Let me start by saying I am not a camel expert. Some of what I know about camels, I have learned from reading throughout my life. Some I learned yesterday when talking with colleagues – people who know more about them than I do. I however have become more interested because of my recent personal experience. Yesterday, as the picture shows, I rode a camel.
The ride and the conversation got me thinking about lessons that are important to all leaders. None of these lessons will be new to you, and yet, perhaps they will serve as a reminder and just maybe written in a way to make them fresh for you again.
I hope so because these lessons, when applied, will make a massive difference in your leadership results.
Leaders must be resourceful.
In grade school you likely learned that camels are able to go several days without food and water. While I am not suggesting that leaders must fast (though losing a few pounds wouldn’t hurt me), I am suggesting that as a leader you must get better at using the resources available to you – using wisely and making resources available when they are most needed. You have reserves of energy, focus and discipline (as well as more tangible resources as well) both for yourself and for those you lead. What are you doing to create a storehouse of important resources to be available for you and your team in the future?
Leaders must be able to take the heat.
Camels live in the dessert. They are designed for hot weather and in that weather they thrive – and provide their greatest service. You might not live and work in warm (or hot) climates, but the lesson shouldn’t be lost. When things are difficult, when there are challenges, when the heat is on the team, project or organization; that is when leaders are most needed. Are you willing and able to take the heat for challenges and difficulties, making it easier for your team to remain focused and productive even in adverse conditions?
Leaders must be able to see into the distance.
I don’t know much about a camel’s eyesight, so I don’t know how far they really can see, but I know how tall they are! Getting a higher perspective allows them to see more and see further. Leaders serve their teams and organizations making sure they have a higher and broader perspective. As a leader you must create opportunities to get a higher view, get a different perspective. From this vantage point you can see your destination more clearly; you can more easily see obstacles and challenges. As a leader both are important – seeing the vision and the obstacles! Are you proactively keeping your sight on the future and helping your team see the vision of your desired future?
Leaders must realize they exist to serve others.

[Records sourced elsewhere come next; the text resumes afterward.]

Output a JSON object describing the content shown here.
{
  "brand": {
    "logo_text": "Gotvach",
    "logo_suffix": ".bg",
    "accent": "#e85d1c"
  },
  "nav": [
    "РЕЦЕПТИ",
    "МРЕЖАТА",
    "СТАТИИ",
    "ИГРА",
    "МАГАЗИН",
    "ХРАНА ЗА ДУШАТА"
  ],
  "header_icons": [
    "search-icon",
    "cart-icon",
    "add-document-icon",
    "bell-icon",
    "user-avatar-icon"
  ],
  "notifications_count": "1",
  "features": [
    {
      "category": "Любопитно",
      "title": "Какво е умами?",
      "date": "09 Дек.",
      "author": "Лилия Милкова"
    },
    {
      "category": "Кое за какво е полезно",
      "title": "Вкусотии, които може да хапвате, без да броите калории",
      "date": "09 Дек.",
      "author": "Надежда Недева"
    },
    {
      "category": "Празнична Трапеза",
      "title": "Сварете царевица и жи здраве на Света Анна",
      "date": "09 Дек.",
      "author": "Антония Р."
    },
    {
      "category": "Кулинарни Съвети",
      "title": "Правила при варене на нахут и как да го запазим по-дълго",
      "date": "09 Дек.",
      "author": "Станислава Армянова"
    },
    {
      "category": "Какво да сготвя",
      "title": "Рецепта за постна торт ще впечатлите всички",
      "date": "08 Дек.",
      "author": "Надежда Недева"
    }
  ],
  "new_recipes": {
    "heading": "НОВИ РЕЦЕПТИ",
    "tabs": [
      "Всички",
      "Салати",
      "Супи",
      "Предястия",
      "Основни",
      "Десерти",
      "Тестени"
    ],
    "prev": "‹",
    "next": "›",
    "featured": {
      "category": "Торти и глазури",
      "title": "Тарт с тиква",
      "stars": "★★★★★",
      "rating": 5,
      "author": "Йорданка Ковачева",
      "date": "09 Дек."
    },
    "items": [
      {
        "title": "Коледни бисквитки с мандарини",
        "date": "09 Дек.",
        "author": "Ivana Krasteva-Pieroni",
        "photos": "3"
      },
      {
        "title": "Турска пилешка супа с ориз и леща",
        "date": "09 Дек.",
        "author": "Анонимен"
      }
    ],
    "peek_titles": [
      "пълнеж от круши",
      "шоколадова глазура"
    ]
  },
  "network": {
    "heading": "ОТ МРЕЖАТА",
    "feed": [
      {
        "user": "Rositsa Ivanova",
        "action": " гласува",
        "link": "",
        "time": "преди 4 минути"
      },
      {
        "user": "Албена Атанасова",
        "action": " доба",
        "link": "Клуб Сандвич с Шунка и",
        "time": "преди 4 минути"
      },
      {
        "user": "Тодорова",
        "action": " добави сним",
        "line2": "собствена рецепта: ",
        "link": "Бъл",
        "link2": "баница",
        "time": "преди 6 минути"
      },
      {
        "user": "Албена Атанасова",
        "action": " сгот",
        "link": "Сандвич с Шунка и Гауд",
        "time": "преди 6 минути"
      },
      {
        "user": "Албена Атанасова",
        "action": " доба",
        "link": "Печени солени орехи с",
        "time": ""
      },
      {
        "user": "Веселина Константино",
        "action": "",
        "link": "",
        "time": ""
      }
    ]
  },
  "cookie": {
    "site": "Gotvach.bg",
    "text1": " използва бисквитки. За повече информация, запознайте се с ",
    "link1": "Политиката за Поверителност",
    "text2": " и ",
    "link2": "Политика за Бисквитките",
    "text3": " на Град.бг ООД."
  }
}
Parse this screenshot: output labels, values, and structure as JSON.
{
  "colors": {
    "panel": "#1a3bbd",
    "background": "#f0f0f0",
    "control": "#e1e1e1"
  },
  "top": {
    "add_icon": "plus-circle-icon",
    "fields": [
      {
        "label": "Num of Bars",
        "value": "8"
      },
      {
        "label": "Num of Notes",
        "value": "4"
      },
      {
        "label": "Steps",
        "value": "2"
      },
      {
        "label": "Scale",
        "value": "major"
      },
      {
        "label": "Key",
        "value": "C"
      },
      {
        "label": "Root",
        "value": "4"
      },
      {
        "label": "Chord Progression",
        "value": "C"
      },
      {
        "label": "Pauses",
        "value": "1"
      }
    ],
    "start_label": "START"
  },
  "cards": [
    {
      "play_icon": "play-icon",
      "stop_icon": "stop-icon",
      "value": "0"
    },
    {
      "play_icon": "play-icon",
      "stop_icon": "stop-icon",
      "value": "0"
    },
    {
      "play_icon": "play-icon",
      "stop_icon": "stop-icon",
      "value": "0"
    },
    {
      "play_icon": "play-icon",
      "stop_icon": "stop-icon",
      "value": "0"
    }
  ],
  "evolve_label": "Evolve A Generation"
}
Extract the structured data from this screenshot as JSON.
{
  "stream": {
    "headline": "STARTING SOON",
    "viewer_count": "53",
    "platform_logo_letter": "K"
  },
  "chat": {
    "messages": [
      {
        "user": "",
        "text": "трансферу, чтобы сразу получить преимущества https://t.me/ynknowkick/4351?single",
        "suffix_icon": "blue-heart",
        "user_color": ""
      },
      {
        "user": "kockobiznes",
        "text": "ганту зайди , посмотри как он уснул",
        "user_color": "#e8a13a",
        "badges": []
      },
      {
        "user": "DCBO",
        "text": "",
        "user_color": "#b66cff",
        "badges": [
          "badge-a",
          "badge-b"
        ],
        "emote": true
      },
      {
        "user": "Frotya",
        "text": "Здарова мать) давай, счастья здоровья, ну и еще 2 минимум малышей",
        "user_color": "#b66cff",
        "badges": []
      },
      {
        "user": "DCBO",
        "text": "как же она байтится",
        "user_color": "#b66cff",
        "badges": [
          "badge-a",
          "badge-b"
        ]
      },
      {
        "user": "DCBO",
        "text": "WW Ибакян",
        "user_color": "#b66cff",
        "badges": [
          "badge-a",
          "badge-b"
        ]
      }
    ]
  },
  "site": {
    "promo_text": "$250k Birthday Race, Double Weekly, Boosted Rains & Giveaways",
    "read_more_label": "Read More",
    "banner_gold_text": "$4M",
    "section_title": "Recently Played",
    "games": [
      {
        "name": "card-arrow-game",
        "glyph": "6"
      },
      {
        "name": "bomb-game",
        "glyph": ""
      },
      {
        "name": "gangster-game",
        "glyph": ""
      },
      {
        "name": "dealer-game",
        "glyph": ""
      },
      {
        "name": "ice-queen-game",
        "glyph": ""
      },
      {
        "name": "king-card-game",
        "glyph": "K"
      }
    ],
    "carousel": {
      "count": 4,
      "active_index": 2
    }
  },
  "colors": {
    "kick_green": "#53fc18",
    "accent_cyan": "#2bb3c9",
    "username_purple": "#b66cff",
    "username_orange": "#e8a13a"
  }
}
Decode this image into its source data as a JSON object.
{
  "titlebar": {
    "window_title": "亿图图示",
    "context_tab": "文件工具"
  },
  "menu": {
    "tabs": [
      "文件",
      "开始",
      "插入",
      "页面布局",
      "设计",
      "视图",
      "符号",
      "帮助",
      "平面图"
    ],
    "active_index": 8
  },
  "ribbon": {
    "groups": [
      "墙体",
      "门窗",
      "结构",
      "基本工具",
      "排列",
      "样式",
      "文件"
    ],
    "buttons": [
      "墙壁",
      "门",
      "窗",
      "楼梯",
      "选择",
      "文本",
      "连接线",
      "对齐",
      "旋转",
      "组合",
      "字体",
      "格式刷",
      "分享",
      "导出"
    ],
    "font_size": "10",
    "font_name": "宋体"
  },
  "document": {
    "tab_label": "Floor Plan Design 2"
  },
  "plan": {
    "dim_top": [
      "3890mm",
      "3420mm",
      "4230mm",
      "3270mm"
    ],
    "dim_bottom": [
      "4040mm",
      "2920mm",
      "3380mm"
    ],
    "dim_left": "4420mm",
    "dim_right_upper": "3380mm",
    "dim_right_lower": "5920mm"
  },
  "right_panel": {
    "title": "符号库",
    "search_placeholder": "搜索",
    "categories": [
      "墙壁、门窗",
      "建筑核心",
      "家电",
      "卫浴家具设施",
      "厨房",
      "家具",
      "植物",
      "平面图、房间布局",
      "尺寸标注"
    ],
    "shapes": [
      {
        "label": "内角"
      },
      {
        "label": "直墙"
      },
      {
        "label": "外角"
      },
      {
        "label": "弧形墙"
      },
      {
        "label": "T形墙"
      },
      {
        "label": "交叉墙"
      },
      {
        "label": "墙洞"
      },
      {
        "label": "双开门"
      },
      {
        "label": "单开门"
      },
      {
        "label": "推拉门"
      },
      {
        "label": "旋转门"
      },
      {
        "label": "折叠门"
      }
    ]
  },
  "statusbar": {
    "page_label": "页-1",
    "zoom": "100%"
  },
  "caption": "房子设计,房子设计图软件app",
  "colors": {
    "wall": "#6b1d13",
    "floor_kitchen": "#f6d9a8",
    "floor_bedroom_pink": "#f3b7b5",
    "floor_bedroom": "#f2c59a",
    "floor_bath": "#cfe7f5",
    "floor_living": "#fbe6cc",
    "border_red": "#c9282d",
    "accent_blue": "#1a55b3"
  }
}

Most everyone knows camels are domesticated animals, and they have been bred and chosen because they serve man in very specific and helpful ways. The thing that most struck me about riding a camel wasn’t the riding itself (though it did give me a fresh perspective and higher vantage point), but what the camel did to help me get on and off. The camel got down on his front knees, then down on his back knees, putting himself in what seemed to an uncomfortable position; a serving position. The metaphor was powerful for me. In each of these four lessons the idea of leaders as servants comes through. To lead in remarkable ways you must recognize that it isn’t about you – it is about those you are leading. I am sure the camel would prefer to not have a person riding on it – and sometimes as leaders it would be easier if others weren’t following. Yet, like the camel, you must choose to serve in order to fulfill your destiny. In what ways are you serving others today?